▶ _Input data_:

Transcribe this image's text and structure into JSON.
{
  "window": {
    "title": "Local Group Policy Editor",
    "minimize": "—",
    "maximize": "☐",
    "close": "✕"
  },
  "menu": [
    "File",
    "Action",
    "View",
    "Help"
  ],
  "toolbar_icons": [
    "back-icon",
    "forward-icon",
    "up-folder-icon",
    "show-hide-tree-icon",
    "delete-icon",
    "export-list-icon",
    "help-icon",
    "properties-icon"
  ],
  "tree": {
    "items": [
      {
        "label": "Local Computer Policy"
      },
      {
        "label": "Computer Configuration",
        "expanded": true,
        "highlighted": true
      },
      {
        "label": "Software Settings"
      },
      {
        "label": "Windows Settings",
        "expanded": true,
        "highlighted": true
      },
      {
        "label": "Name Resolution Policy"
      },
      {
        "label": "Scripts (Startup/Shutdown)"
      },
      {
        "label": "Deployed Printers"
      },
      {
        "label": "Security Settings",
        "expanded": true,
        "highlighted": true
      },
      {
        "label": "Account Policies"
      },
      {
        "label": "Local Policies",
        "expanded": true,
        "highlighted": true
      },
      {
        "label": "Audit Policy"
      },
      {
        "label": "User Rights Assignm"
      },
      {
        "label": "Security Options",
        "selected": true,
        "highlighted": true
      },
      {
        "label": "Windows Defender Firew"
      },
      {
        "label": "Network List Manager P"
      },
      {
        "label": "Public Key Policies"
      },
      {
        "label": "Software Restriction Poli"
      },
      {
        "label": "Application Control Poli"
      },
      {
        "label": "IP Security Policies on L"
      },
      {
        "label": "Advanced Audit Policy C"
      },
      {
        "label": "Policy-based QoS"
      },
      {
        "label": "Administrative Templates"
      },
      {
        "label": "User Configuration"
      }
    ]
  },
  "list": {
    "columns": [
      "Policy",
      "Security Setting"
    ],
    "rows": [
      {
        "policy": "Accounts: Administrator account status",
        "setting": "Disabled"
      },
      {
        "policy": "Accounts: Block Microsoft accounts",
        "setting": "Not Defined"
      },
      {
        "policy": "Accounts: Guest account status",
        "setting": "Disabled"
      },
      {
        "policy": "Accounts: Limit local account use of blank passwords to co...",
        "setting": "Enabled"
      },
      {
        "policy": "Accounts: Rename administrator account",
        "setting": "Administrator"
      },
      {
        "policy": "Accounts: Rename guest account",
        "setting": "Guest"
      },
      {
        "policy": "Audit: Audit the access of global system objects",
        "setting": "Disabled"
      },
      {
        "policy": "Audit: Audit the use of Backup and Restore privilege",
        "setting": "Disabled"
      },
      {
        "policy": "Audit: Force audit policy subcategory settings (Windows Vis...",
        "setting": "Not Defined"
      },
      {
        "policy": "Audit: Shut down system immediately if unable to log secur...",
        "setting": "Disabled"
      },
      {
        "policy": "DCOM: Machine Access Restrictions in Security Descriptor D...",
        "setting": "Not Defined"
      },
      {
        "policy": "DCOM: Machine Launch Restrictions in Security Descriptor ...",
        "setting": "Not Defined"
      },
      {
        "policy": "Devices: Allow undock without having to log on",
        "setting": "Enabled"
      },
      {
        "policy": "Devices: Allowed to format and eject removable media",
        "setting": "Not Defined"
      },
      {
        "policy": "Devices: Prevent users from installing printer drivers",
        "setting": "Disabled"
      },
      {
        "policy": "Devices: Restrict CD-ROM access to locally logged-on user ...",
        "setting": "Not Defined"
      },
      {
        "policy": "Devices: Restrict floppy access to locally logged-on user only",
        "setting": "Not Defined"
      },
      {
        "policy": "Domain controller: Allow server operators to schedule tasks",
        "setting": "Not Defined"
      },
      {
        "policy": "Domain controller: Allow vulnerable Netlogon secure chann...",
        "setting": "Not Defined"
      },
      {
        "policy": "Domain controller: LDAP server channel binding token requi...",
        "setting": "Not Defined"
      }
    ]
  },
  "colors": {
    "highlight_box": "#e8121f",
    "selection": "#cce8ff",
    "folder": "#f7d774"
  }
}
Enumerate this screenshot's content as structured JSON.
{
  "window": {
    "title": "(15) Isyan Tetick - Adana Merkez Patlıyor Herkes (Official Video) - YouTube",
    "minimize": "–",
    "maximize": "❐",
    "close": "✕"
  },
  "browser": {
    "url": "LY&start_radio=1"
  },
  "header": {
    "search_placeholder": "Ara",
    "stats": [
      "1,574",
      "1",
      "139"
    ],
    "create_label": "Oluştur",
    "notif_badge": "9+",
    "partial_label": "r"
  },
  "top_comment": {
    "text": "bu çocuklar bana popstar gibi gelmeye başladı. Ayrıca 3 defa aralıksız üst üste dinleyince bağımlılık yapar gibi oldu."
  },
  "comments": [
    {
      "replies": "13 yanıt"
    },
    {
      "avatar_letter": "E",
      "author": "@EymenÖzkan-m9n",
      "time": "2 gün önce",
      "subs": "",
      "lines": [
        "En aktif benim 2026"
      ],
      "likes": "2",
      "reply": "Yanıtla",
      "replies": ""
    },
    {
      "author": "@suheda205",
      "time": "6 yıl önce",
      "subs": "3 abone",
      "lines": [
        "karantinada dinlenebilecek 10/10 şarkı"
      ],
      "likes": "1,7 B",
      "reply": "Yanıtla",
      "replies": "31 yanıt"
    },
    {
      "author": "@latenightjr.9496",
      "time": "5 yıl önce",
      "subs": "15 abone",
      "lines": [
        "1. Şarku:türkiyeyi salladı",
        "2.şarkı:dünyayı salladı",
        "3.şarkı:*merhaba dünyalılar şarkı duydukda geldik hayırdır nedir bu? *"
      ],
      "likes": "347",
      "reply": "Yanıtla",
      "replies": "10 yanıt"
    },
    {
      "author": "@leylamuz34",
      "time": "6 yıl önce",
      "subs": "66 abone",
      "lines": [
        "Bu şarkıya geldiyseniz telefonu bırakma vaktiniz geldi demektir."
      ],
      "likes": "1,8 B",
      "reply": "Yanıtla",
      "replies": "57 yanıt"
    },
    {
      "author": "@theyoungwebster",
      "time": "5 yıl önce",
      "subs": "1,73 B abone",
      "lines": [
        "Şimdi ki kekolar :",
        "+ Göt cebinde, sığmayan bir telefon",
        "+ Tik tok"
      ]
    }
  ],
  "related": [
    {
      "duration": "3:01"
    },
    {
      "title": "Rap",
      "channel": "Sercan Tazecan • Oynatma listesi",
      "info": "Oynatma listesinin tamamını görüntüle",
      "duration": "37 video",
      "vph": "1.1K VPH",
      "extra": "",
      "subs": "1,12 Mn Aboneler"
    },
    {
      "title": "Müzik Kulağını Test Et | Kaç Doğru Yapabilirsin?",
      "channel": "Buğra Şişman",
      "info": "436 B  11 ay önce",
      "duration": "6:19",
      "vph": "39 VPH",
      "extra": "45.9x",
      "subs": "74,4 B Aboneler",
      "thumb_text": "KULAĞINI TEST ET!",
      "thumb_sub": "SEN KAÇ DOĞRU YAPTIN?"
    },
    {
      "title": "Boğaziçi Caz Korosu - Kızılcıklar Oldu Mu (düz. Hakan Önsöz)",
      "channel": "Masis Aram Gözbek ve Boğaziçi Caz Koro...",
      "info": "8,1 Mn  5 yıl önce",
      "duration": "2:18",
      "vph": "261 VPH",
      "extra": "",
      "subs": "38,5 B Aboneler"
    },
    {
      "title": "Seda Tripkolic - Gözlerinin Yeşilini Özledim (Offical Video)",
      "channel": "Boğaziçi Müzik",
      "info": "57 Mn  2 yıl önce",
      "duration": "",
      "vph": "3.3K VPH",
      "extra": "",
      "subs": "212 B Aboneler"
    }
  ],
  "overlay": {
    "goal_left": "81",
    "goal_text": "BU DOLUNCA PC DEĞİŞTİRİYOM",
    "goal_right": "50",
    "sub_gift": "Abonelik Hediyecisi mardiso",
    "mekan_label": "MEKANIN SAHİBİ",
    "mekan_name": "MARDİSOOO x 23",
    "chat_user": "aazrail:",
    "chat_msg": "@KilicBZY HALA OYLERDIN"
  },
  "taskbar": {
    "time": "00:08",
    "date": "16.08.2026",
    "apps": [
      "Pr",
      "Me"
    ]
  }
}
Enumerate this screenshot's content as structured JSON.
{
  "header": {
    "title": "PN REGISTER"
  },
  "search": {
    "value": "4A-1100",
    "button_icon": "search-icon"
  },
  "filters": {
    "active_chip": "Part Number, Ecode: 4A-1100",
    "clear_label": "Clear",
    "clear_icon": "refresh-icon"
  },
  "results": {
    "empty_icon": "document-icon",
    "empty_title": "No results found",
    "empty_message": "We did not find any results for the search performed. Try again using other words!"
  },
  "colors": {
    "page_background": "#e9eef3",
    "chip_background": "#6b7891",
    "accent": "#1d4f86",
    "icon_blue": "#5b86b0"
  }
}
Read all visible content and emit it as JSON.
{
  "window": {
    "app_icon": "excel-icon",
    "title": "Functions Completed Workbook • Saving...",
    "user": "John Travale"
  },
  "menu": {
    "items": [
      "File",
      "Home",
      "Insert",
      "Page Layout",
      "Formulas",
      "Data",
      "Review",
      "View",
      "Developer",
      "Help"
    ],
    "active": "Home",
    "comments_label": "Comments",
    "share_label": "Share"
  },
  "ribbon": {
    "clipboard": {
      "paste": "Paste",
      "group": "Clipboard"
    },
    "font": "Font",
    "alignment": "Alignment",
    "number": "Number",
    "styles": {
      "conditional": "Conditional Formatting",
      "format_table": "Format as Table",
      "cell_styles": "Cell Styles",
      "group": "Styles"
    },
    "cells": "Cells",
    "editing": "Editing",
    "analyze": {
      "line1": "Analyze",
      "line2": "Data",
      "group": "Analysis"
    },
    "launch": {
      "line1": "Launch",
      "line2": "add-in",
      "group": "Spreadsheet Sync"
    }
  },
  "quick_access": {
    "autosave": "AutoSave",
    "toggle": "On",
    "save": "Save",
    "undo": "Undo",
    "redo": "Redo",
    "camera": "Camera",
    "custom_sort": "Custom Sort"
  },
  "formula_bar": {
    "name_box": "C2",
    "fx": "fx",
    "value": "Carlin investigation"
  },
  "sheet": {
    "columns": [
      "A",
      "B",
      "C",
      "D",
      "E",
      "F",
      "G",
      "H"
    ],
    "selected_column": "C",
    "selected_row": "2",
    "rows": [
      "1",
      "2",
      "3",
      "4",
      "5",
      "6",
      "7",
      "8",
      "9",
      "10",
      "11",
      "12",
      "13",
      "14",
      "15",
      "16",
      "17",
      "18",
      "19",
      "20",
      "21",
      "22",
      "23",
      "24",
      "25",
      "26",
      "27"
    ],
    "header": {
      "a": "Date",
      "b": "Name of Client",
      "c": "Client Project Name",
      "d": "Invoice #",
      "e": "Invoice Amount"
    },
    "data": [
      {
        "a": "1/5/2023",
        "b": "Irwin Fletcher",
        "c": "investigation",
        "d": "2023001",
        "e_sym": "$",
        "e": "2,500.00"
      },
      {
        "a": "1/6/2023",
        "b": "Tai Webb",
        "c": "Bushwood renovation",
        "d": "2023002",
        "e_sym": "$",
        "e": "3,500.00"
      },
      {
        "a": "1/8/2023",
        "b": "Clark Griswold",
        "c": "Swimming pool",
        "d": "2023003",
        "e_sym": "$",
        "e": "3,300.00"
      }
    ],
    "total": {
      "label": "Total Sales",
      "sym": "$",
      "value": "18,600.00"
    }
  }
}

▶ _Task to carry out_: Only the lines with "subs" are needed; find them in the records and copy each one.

▶ _Answer to this exercise_:
      "subs": "",
      "subs": "3 abone",
      "subs": "15 abone",
      "subs": "66 abone",
      "subs": "1,73 B abone",
      "subs": "1,12 Mn Aboneler"
      "subs": "74,4 B Aboneler",
      "subs": "38,5 B Aboneler"
      "subs": "212 B Aboneler"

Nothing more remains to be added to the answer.